Stored data
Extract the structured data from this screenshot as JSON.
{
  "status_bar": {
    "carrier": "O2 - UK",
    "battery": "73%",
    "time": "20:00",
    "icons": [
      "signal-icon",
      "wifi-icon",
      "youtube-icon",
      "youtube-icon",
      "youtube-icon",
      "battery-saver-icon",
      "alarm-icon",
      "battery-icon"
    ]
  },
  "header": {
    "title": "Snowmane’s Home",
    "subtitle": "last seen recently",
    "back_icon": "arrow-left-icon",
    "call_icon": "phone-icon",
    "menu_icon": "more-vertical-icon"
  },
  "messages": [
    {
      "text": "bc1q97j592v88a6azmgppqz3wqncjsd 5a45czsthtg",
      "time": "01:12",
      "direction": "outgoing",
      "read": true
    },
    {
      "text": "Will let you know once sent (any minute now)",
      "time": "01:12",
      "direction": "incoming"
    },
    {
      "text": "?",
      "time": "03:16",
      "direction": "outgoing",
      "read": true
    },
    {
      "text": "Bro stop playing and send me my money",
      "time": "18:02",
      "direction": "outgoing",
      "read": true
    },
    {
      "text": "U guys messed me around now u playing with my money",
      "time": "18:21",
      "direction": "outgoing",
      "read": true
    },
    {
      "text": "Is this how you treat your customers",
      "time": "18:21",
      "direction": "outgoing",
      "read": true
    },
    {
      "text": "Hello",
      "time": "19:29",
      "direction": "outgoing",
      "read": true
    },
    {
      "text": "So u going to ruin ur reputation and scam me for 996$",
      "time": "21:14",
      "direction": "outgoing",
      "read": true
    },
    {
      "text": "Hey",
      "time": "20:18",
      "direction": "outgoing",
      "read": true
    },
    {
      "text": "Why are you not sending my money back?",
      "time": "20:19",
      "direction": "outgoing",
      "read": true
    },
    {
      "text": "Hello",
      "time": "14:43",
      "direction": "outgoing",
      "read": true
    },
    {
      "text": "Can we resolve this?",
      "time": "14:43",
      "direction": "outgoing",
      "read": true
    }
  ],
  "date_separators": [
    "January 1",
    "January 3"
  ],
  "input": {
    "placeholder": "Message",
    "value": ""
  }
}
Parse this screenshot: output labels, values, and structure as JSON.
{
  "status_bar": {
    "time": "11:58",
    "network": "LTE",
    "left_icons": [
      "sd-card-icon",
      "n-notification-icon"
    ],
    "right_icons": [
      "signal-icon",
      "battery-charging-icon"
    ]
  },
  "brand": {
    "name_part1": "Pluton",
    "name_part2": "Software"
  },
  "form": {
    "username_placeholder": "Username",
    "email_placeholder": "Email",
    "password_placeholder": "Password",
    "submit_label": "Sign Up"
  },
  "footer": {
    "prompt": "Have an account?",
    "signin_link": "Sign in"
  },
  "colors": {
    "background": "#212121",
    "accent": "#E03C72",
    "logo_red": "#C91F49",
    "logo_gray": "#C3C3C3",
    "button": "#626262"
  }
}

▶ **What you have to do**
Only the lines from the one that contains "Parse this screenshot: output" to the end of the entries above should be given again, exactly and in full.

▶ **Result for this exercise**
Parse this screenshot: output labels, values, and structure as JSON.
{
  "status_bar": {
    "time": "11:58",
    "network": "LTE",
    "left_icons": [
      "sd-card-icon",
      "n-notification-icon"
    ],
    "right_icons": [
      "signal-icon",
      "battery-charging-icon"
    ]
  },
  "brand": {
    "name_part1": "Pluton",
    "name_part2": "Software"
  },
  "form": {
    "username_placeholder": "Username",
    "email_placeholder": "Email",
    "password_placeholder": "Password",
    "submit_label": "Sign Up"
  },
  "footer": {
    "prompt": "Have an account?",
    "signin_link": "Sign in"
  },
  "colors": {
    "background": "#212121",
    "accent": "#E03C72",
    "logo_red": "#C91F49",
    "logo_gray": "#C3C3C3",
    "button": "#626262"
  }
}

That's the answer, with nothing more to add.